IOWA CITY — Stadium experience was a source of query in the wake of Iowa’s 28-9 loss to No. 23 Wisconsin.
Offensive line coach Brian Ferentz tweeted Friday afternoon that the Kinnick Stadium experience is lacking and urged fans to take care of that themselves. Before kickoff, Iowa athletics director Gary Barta acknowledged Brian Ferentz’s tweet and said the notion had his attention. In his post game, head coach Kirk Ferentz, Brian’s father, said the general concept of stadium entertainment is “just a matter of us trying to be where everybody else is, not everybody, but we go into some tough venues . . .”
Kirk Ferentz didn’t want to suggest the fans aren’t into it.
“It’s our job to generate the electricity and the energy,” he said.
What generates more fan response in a stadium? Kenny Loggins’ “Danger Zone” song from the “Top Gun” soundtrack or explosive offensive football? The Iowa players know the answer.
“When Kinnick is rocking, it’s awesome, I love Kinnick,” linebacker James Morris said. “Our fans are great, but at the same time, we’ve got to give them a reason to get excited. When you’re three-and-out, when you’re not making plays, you can’t blame anybody.
“You pay $60 or $65 a ticket, you come there to be entertained. I don’t hold anything against the fans. I’m thankful that they’re there. They’ve supported us through thick and thin, all that good stuff. We’ve got to give them a reason to get excited.”

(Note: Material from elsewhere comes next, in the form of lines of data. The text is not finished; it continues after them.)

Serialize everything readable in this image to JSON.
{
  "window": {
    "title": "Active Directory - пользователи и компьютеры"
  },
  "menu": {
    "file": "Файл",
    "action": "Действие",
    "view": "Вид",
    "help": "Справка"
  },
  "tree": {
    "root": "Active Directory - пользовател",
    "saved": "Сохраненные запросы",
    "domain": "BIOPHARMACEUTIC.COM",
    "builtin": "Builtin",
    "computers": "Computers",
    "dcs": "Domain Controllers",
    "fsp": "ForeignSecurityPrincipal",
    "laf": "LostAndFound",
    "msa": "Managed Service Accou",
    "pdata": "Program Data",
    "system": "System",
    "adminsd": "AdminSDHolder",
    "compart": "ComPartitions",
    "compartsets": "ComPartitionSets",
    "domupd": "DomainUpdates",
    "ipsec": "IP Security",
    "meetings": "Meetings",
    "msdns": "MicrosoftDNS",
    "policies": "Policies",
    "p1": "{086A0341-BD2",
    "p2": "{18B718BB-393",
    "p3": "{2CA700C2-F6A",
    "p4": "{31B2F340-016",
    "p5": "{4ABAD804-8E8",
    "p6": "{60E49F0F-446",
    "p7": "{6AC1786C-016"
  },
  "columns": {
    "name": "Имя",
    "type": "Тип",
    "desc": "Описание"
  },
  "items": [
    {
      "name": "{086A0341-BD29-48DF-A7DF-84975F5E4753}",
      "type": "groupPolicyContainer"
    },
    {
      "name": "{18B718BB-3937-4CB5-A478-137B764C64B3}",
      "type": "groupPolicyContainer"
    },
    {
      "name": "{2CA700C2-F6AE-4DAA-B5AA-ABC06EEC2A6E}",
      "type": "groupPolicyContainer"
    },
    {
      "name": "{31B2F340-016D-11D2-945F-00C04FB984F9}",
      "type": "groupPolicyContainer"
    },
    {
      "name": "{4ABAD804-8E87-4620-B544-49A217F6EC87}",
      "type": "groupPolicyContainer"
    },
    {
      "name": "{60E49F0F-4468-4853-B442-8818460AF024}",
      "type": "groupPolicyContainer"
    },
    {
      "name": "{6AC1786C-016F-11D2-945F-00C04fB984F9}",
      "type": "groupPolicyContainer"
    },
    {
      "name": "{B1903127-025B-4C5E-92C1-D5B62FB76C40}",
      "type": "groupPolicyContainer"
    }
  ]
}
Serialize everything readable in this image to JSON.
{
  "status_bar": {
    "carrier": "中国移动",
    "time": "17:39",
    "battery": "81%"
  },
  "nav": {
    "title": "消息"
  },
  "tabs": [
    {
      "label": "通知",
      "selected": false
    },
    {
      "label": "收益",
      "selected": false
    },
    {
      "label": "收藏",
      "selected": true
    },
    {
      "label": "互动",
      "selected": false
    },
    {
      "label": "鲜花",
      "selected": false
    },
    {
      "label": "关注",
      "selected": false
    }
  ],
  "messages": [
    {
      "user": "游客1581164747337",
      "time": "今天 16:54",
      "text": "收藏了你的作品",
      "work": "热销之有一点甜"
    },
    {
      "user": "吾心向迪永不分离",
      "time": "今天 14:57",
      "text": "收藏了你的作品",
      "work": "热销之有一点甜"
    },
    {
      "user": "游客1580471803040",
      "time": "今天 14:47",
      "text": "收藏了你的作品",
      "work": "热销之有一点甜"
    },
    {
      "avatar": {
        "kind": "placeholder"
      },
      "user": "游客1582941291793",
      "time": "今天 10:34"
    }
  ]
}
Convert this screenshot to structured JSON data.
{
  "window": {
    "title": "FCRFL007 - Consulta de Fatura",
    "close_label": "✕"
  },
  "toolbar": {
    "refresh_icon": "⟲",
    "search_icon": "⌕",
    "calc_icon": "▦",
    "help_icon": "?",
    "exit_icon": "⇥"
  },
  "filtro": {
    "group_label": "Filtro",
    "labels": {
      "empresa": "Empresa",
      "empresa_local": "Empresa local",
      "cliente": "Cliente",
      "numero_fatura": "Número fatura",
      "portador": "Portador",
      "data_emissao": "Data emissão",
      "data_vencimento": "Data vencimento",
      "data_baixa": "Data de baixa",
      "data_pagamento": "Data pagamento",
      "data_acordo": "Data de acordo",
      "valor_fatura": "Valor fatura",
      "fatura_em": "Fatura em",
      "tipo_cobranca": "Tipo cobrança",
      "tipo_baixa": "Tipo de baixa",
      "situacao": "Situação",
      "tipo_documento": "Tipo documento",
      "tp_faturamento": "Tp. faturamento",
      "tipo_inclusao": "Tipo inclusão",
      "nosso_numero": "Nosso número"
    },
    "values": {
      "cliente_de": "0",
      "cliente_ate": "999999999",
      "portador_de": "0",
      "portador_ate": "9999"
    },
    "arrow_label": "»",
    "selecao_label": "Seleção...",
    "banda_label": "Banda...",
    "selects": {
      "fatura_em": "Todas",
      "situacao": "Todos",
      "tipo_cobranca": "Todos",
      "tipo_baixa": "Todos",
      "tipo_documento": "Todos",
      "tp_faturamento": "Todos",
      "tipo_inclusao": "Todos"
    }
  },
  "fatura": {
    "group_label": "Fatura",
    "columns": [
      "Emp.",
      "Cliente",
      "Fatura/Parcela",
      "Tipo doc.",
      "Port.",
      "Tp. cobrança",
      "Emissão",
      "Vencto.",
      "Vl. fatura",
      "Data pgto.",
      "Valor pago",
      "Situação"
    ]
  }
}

Maybe last weekend’s game in Kinnick matched the two schools with fan bases that really appreciate and understand the power of the power football, meaning winning games through the physical marriage of running game, offensive line and rush defense.
At this point in time, Wisconsin is better than Iowa (5-4, 2-3 Big Ten) in all of that. Beyond the recent result in which the Badgers outrushed the Hawkeyes by a near 2-to-1 margin (218 yards to 115), Wisconsin has gone to the last three Rose Bowls. Iowa finished 4-8 in 2012.
Iowa’s offense has made incremental improvement over 2012. Iowa is gaining more yards, running more plays and scoring more points than it did last season. It rotated Indiana and Penn State off the schedule and picked up Ohio State and Wisconsin, but after nine games, Iowa is one game up on where it was last season, holding a 5-4 record compared to last season’s 4-5. Last season after week nine, Iowa was in the middle of a six-game losing streak. This year, the Hawkeyes have an excellent chance to clinch bowl eligibility Saturday at Purdue (1-7, 0-4), a team with a first-year coach in Darrell Hazell and a team that is, hands down, the worst in the conference this year.
Quarterback Jake Rudock (sprained knee) and running back Mark Weisman (foot, upper body) didn’t finish last weekend’s game, but Ferentz said he expects both to return for Purdue (11 a.m., Big Ten Network).
This isn’t a stat, but this year’s Hawkeyes have put themselves in position to give them a better chance to win games. Against the Badgers, Iowa won the coin flip and deferred because of a 12 mph wind whipping through Kinnick. Iowa had an average starting field position of its 44-yard line in the first half, penetrating UW’s red zone (inside the 20) twice, and came away with just two field goals.
That’s not the kind of offensive football that’s going to generate enough electricity to run a popcorn popper at Kinnick.
“The first half came down to us being in the red zone twice, not being able to come out with a touchdown,” Ferentz said, “and a couple of self-inflicted wounds on both possessions.”
If you boil the game and what drive noise in stadiums, it’s touchdowns. It’s running backs scoring on big runs and/or quarterbacks dropping a pass into an open receiver’s hands. It’s an offense executing and crossing the goal line.
Against FBS teams this year, Iowa is 99th in the nation in offensive TDs per game with 2.2. In the last three games, Iowa is 124th in the country with 3.3 points in the second half.
Through nine games, Iowa’s numbers are up in every category, including scoring at 25.3 points a game to 20.4. Iowa is one game better than it was a year ago and the topic of conversation is stadium experience.
What Iowa does on offense and has done and will do under Ferentz is, as always, a lot more salable when Iowa wins. The fact that Iowa is 5-8 at Kinnick in the last two seasons doesn’t do a lot for stadium experience.
“Our goal is to amp it up a little bit more,” said Kirk Ferentz when asked about exactly what’s lacking in Kinnick’s game day. “We’re on that path now, we’ll be there next September.”